A probe in China has found that nearly 20 percent of Chinese milk companies have produced milk powder contaminated with melamine. The government-led probe was announced last week after dozens of children developed kidney stones after drinking milk prepared from a powder produced by a firm called the Sanlu Group. At least two babies have died so far and more than 1,200 have been taken ill.
Hundreds of Chinese babies are suffering from kidney stones after drinking contaminated milk
Young parents holding their children throng Shanghai's Beijing Road. For hours they have been waiting for an ultrasound check at the children's hospital to find out if their children, too, have developed kidney stones. They all fed their kids milk powder produced by the Sanlu company. 28-year-old Tang Ling has come with her 15-month-old daughter after hearing the news about China's latest food scandal.
"It all began in August", she recalls. "My daughter kept getting a high temperature. I had no idea what was going on. She had all the symptoms: She drank a lot of water, had pain when urinating, and her stool was like sand. At first, though, I didn't see any connection with the milk powder."
Tang Ling and her family were resettled to Shanghai after the Sichuan earth quake in June. The city administration provided milk powder, including the Sanlu variety, to all new arrivals with babies. When Tang Ling heard last week that milk powder in the market had been contaminated with melamine, a toxic chemical, she started getting worried and approached the local authorities -- who then referred her to the hospital.
Milk powder is popular
Almost every second Chinese mother feeds her new-born baby powdered milk. Fresh milk is considered to be highly contaminated, so most doctors recommend milk powder. Products of the Sanlu company used to be among the cheapest available and were therefore popular with migrant labourers and peasants -- such as the Yuan family from Hubei province. Two-year-old Tian Tian's father is also among those waiting in front of the Shanghai child clinic. Several other clinics had sent him away.
"I am number 300 on the waiting list here", the migrant labourer says. "This can take time. I came here in the morning from Putuo county. My son was never breastfed, we always fed him powder milk, and mostly Sanlu."
Little Tian Tian, too, is showing first symptoms of kidney stones. His father has taken time off from work to get him checked. He is the breadwinner of his family of three moving from one construction site to the next. He has no idea how to foot the medical bill:
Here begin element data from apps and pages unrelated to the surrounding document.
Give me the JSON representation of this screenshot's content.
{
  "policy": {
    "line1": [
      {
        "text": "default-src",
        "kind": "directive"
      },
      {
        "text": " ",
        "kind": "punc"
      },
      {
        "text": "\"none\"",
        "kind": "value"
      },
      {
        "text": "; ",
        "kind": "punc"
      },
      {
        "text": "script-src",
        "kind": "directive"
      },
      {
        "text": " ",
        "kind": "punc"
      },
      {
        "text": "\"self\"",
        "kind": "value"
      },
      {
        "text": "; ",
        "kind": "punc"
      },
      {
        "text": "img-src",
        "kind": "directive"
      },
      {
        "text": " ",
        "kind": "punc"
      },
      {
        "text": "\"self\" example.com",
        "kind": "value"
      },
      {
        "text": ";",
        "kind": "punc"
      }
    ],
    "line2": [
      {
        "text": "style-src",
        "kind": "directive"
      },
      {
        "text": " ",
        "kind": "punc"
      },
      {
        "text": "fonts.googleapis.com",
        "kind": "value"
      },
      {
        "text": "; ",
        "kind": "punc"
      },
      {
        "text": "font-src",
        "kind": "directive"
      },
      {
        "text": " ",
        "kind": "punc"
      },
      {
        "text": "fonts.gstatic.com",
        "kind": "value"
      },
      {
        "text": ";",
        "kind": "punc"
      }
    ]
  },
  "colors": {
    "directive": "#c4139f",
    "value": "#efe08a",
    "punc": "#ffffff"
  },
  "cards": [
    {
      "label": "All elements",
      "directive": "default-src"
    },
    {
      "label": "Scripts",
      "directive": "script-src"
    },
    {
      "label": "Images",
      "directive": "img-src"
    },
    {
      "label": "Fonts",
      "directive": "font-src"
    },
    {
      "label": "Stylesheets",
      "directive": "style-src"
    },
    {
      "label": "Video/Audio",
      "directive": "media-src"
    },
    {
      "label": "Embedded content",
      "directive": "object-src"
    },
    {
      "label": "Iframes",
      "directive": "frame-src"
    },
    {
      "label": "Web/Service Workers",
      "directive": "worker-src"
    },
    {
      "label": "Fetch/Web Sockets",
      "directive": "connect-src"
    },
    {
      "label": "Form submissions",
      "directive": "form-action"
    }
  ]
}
"On TV they said all treatment was free. But even if the central government decides this, it doesn't mean it is applied everywhere. In all the big clinics here in Shanghai they haven't heard about it so far, it seems."
Meanwhile, people's anger is growing. Tens of thousands of parents all over the country have been to the hospitals with their kids. They are especially furious that the authorities seem to have known about the problem for months, but chose not to disclose the information and chose instead to risk the health of other babies. The first victim apparently was a five-month-old boy from Lanzhou city who died back on 1 May.
The Chinese health ministry admitted on Tuesday that the number of children developing kidney stones would probably rise further. About 1,200 cases had been discovered by Monday. 340 children are hospitalized, official sources said. Dozens of them are in a critical condition.